Intriguing solo version of the title track to the art-rock siren’s forthcoming album. In case you’d rather hear the finished version sooner than later you can always contribute to her kickstarter campaign.

3. Brass Menazeri – Da Zna Zora

Wild live version of a Serbian folksong by the blazing Bay Area brass band.

4. Gamelan Dharma Swara – Tour Medley 2010

New York’s own community gamelan orchestra went on competition tour to Bali this past summer: this is a series of hypnotic, beguiling excerpts from those performances, including Tabuh Pisan Bangun Anyar, the rarely played Kebyar Legong, Sikut Sanga and Sudamala. Scroll down to the “listen” link on the left side of the page. They’re playing the Fat Cat on 10/24 at 8.

5. Matthew McCright – Dance Prelude #3

Scroll down to hear the Minnesota pianist have a great time with a ragtime song that sounds like vintage Scott Joplin – but it’s a brand new piece by Daniel Nass. He’ll be playing this possibly at Merkin Hall on 9/25 at 8.

6. The Black Angels – The Sniper/Bad Vibrations

Deliciously rever-drenched, dark garage stuff from their new album Phosphene Dream, recorded live at a secret show at the Orensanz Center last week.

7. Carl Wayne – Midnight Blue

A rare b-side from 1983 – the late frontman of the Move finds the inner pop gem in a song bastardized in its only previous appearance on ELO’s Discovery album.

8. The Mike Baggetta Quartet – Olive Tree

The noir-tinged jazz guitarist and his combo in warm lyrical mode.

9. Radio I Ching – untitled

This is free jazz legend/impresario Dee Pop’s latest crazy project – this is a dark and twistedly cool dub reggae tune.

10. Christian Marclay compositions streaming live at the Whitney

In case you’ve gotten over to the Whitney Museum recently (we haven’t), they’re doing a Christian Marclay retrospective there year and streaming it live. The next one is at 1 PM on the 15th and features accordionist Guy Klucevsek.

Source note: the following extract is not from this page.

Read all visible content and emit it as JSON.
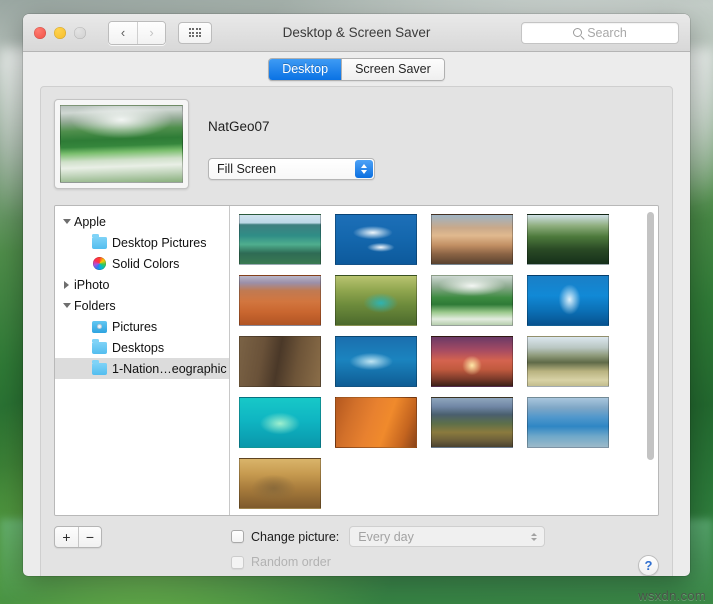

September 14, 2010 Posted by | folk music, jazz, lists, Music, music, concert, rock music, world music | , , , , , , , , , , , , , , , , , , , , , , , , , , , , , , , , , , , , , , , , , , , , , , , , , , , , , , , , , , , | Leave a comment